The internet first came into people’s homes in the mid to late 90′s and it was a huge innovation as people could access information from their personal computers and the technology that was used was amazing! However, 20 years on and we look back at some of those early websites fondly – and in some cases, not so fondly. We do want to see a lot of them back though.
Web design has come on a long way and the simple websites from the 90′s that were so awesome at the time now look very dated and simple, even a child could replicate them in word. Moving away from page maker and basic HTML websites in tables there were a lot of ‘snazzy’ features that stood out as web designer got better at their trade.
We have put together a list of 5 retro web design elements that amazed us 20 years ago but now look outdated and we don’t want to see them in modern day web design.
Retro Web Design – Let The Past Stay Buried!
1. Scrolling Text – Ticker
Tickers were all the rage when websites first appeared, they were amazing as they offered a way to show moving content on the screen and once people saw this they all wanted one. Most website’s began including scrolling tet, tickers or marquee style text that would include their latest news or even just the date. As long as the website had some kind of scrolling text it was cool. Today however, this style of scrolling tect looks dated and we prefer to add content in a more SEO friendly way, pulling in feeds that update from the news section, or using Flash to display moving content that looks a lot better than the marquee style text scrolling across the page.
2. Flashing gifs
Because anything moving was considered to be innovative in the early days, many people used flashing gifs in their websites, these were impressive at the time but looking back were a severe health risk as the flashing colours with no real purpose could induce epileptic fits! With early website design, people didn’t think about usability and we didn’t have the wealth of information and case studies that tell us this amount of flashing images and colours is very off-putting to a user. Back then it was just cool! Flashing gifs were pointless and today if you see a gif used in this way you immediately see the site as being dated. Gifs are still used in websites and often in banner advertising but the design and application of them is much better than it was 20 years ago.
3. Hit Counters
Unfortunately, you still see websites with hit counters on today but it often makes the user question the professionalism of the site and people don’t want to see that they are the 1025th visitor to the site of all time. With the internet being used daily hit counters could go up to millions and billions of views in the site’s lifespan and therefore lower hit counters are much less impressive. They were easily manipulated as you could hit refresh on the browser and watch the hits go up. Hit counters aren’t too offensive but have no real purpose, now with real tracking like Google analytics a website owner doesn’t need a hit counter and the user certainly doesn’t need to see them.
4. Sounds and Music
Once developers realised you could play music on a website it seemed as though everyone had to have it, this was annoying and not very user-friendly as you click onto a website to be surprised with a midi version of a classical piece or a pop song blasting. You have to remember that back then most people were on dial-up and the files would have to load up before playing meaning you could wait minutes before seeing (and hearing) the website. Today people advise against using music on a website unless there is a specific purpose for it and always recommend the option to switch on/off the music so the user has control. There is nothing worse than being caught out doing some personal browsing at work by music blasting out from a website.
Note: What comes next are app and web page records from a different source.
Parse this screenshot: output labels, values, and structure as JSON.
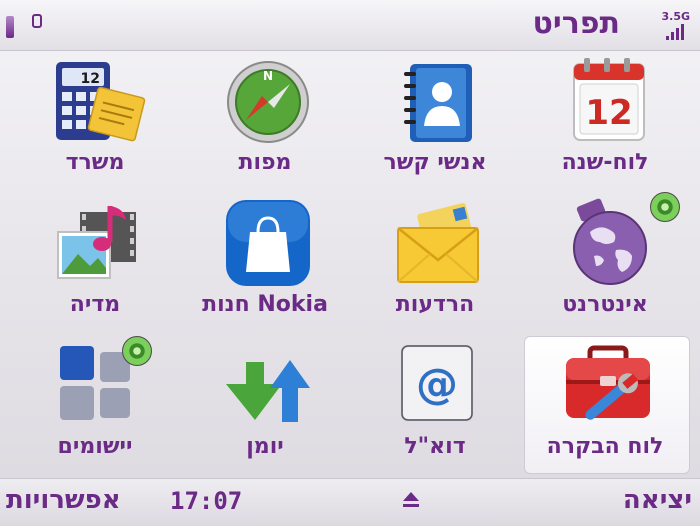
{
  "titlebar": {
    "title": "תפריט",
    "signal_label": "3.5G"
  },
  "grid": {
    "items": [
      {
        "label": "לוח-שנה",
        "icon": "calendar-icon",
        "calendar_day": "12"
      },
      {
        "label": "אנשי קשר",
        "icon": "contacts-icon"
      },
      {
        "label": "מפות",
        "icon": "compass-icon",
        "compass_letter": "N"
      },
      {
        "label": "משרד",
        "icon": "office-calculator-icon",
        "calculator_display": "12"
      },
      {
        "label": "אינטרנט",
        "icon": "internet-globe-icon"
      },
      {
        "label": "הרדעות",
        "icon": "messaging-envelope-icon"
      },
      {
        "label": "חנות Nokia",
        "icon": "nokia-store-bag-icon"
      },
      {
        "label": "מדיה",
        "icon": "media-icon"
      },
      {
        "label": "לוח הבקרה",
        "icon": "control-panel-toolbox-icon",
        "selected": true
      },
      {
        "label": "דוא\"ל",
        "icon": "email-at-icon",
        "at_symbol": "@"
      },
      {
        "label": "יומן",
        "icon": "log-arrows-icon"
      },
      {
        "label": "יישומים",
        "icon": "applications-grid-icon"
      }
    ]
  },
  "softkeys": {
    "left": "אפשרויות",
    "time": "17:07",
    "right": "יציאה"
  },
  "colors": {
    "accent": "#6a2a86",
    "selected_bg": "#ffffff"
  }
}
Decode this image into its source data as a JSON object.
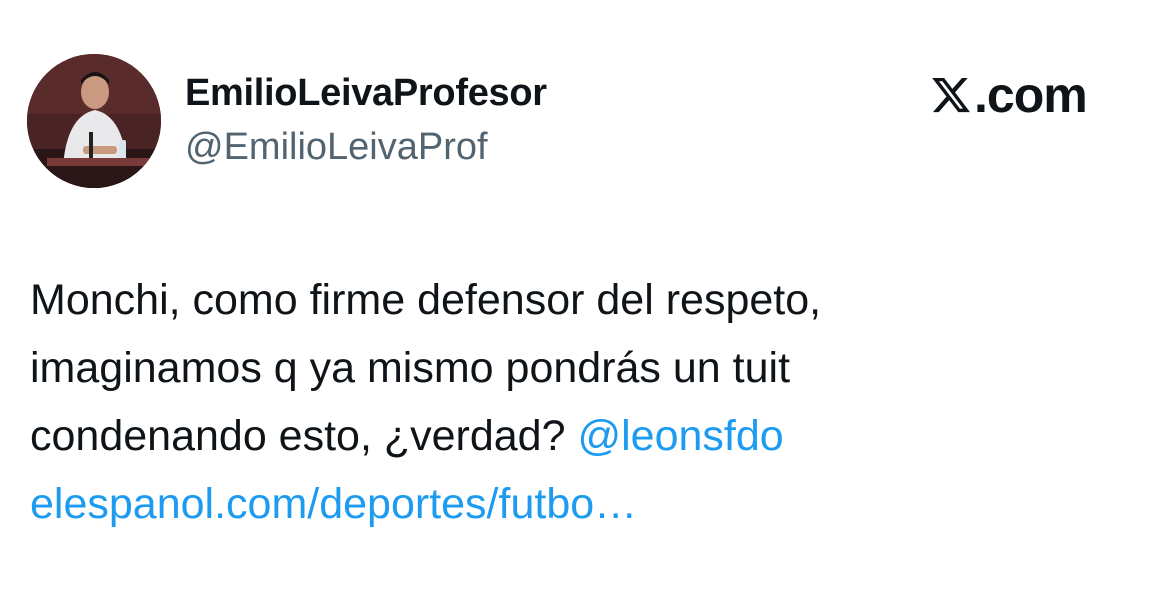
{
  "header": {
    "display_name": "EmilioLeivaProfesor",
    "handle": "@EmilioLeivaProf",
    "avatar_icon": "profile-photo",
    "brand_icon": "x-logo-icon",
    "brand_text": ".com"
  },
  "tweet": {
    "line1": "Monchi, como firme defensor del respeto,",
    "line2": "imaginamos q ya mismo pondrás un tuit",
    "line3": "condenando esto, ¿verdad? ",
    "mention": "@leonsfdo",
    "link": "elespanol.com/deportes/futbo…"
  },
  "colors": {
    "text": "#0f1419",
    "secondary": "#536471",
    "link": "#1d9bf0",
    "background": "#ffffff"
  }
}
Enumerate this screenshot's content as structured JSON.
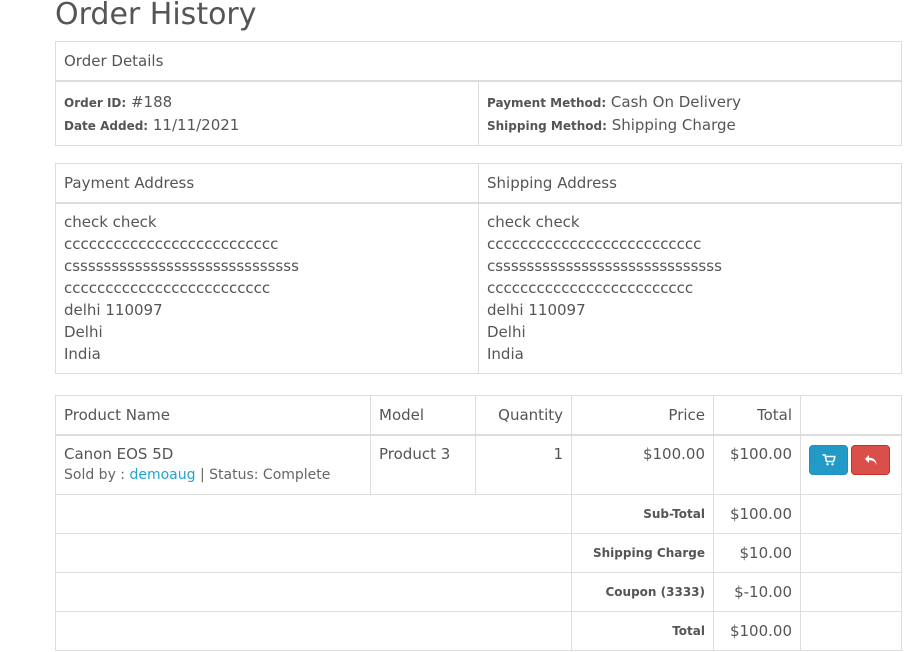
{
  "page": {
    "title": "Order History"
  },
  "details": {
    "heading": "Order Details",
    "order_id_label": "Order ID:",
    "order_id": "#188",
    "date_added_label": "Date Added:",
    "date_added": "11/11/2021",
    "payment_method_label": "Payment Method:",
    "payment_method": "Cash On Delivery",
    "shipping_method_label": "Shipping Method:",
    "shipping_method": "Shipping Charge"
  },
  "addresses": {
    "payment_heading": "Payment Address",
    "shipping_heading": "Shipping Address",
    "payment": [
      "check check",
      "cccccccccccccccccccccccccc",
      "csssssssssssssssssssssssssssss",
      "ccccccccccccccccccccccccc",
      "delhi 110097",
      "Delhi",
      "India"
    ],
    "shipping": [
      "check check",
      "cccccccccccccccccccccccccc",
      "csssssssssssssssssssssssssssss",
      "ccccccccccccccccccccccccc",
      "delhi 110097",
      "Delhi",
      "India"
    ]
  },
  "products": {
    "headers": {
      "name": "Product Name",
      "model": "Model",
      "quantity": "Quantity",
      "price": "Price",
      "total": "Total"
    },
    "rows": [
      {
        "name": "Canon EOS 5D",
        "sold_by_label": "Sold by : ",
        "seller": "demoaug",
        "separator": " | ",
        "status": "Status: Complete",
        "model": "Product 3",
        "quantity": "1",
        "price": "$100.00",
        "total": "$100.00",
        "cart_icon": "cart-icon",
        "return_icon": "reply-icon"
      }
    ]
  },
  "totals": [
    {
      "label": "Sub-Total",
      "value": "$100.00"
    },
    {
      "label": "Shipping Charge",
      "value": "$10.00"
    },
    {
      "label": "Coupon (3333)",
      "value": "$-10.00"
    },
    {
      "label": "Total",
      "value": "$100.00"
    }
  ],
  "colors": {
    "cart_button": "#229ac8",
    "return_button": "#da4f49",
    "link": "#23a1d1",
    "border": "#dddddd"
  }
}
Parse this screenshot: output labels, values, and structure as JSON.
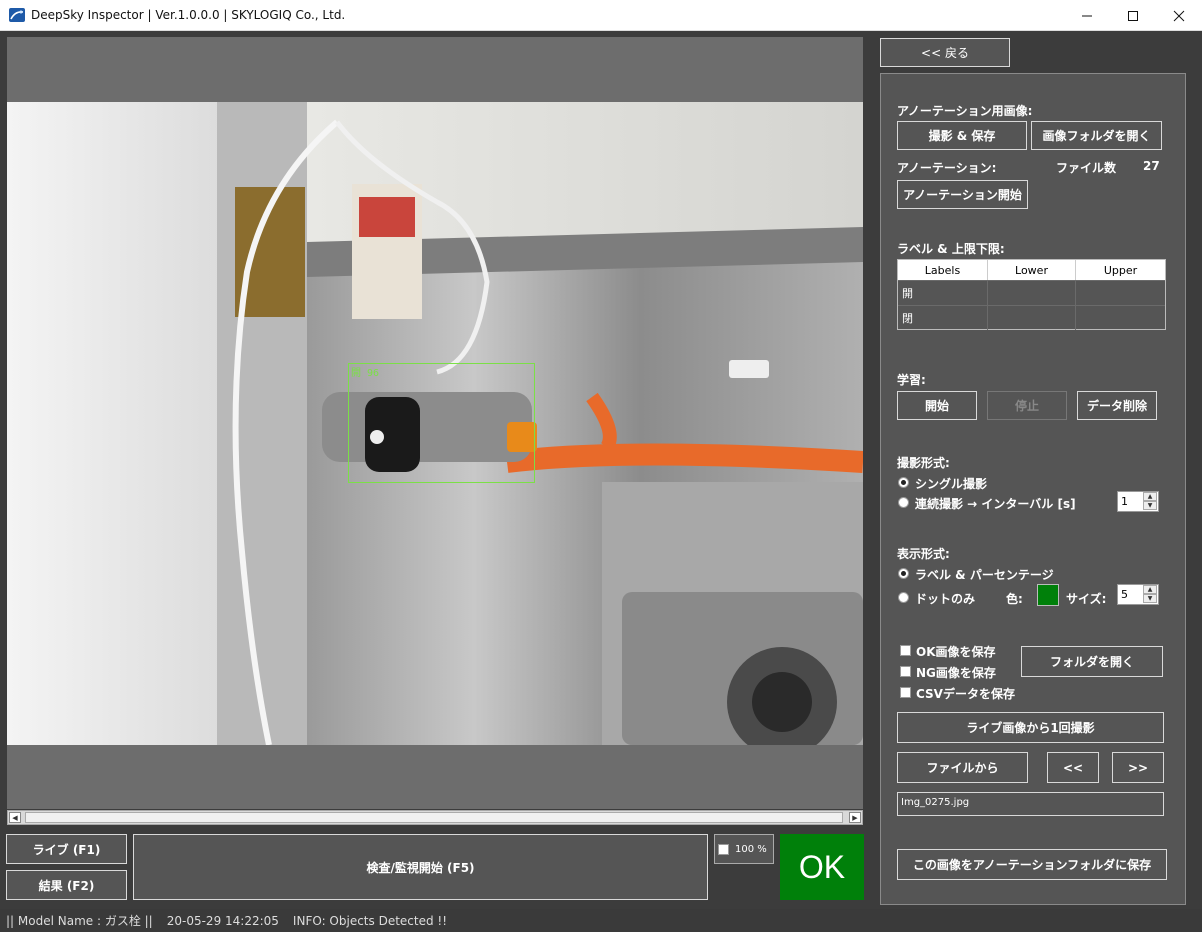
{
  "window": {
    "title": "DeepSky Inspector | Ver.1.0.0.0 | SKYLOGIQ Co., Ltd."
  },
  "detection": {
    "box_label": "開 96",
    "box_color": "#7be046"
  },
  "bottom": {
    "live_button": "ライブ (F1)",
    "result_button": "結果 (F2)",
    "inspect_button": "検査/監視開始 (F5)",
    "zoom_label": "100 %",
    "ok_label": "OK",
    "ok_color": "#00800a"
  },
  "right": {
    "back_button": "<< 戻る",
    "annotation_images_label": "アノーテーション用画像:",
    "capture_save_button": "撮影 & 保存",
    "open_image_folder_button": "画像フォルダを開く",
    "annotation_label": "アノーテーション:",
    "file_count_label": "ファイル数",
    "file_count_value": "27",
    "annotation_start_button": "アノーテーション開始",
    "labels_limits_label": "ラベル & 上限下限:",
    "table": {
      "headers": [
        "Labels",
        "Lower",
        "Upper"
      ],
      "rows": [
        [
          "開",
          "",
          ""
        ],
        [
          "閉",
          "",
          ""
        ]
      ]
    },
    "learning_label": "学習:",
    "learn_start_button": "開始",
    "learn_stop_button": "停止",
    "data_delete_button": "データ削除",
    "capture_mode_label": "撮影形式:",
    "single_capture": "シングル撮影",
    "continuous_capture": "連続撮影 → インターバル [s]",
    "interval_value": "1",
    "display_mode_label": "表示形式:",
    "label_percentage": "ラベル & パーセンテージ",
    "dot_only": "ドットのみ",
    "color_label": "色:",
    "color_value": "#00800a",
    "size_label": "サイズ:",
    "size_value": "5",
    "save_ok_images": "OK画像を保存",
    "save_ng_images": "NG画像を保存",
    "save_csv": "CSVデータを保存",
    "open_folder_button": "フォルダを開く",
    "capture_once_button": "ライブ画像から1回撮影",
    "from_file_button": "ファイルから",
    "prev_button": "<<",
    "next_button": ">>",
    "file_name": "Img_0275.jpg",
    "save_to_annotation_button": "この画像をアノーテーションフォルダに保存"
  },
  "status": {
    "model": "|| Model Name : ガス栓 ||",
    "timestamp": "20-05-29 14:22:05",
    "info": "INFO:   Objects Detected !!"
  }
}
5. Background Images
Background images are coming back in fashion as we can now load images much quicker and it can be a good way to fill in the screen when designing for different screen resolutions. However, in the 90′s background images caused big problems as they would use it as the main background and put text directly on top of the image. If you have an intricate background image then the light and dark spots would make some text unreadable depending on the text colour. The other big issue was the load time, an image couldn’t be compressed i the same way and would be a large file that took a long time to download via your telephone connection. Some people would use a smaller image then tile it over and over again on the page this was horrible in a website and today would put people off using the website.
We can’t knock these retro elements too much as from these came some really good web designs and it was an evolution towards today’s web design which is much better, however, in another 20 years, web designers may be mocking our work as web design as being retro and technology moves on. The future generations may be laughing at our 2D designs or the fact we use a keyboard and mouse rather than voice activated design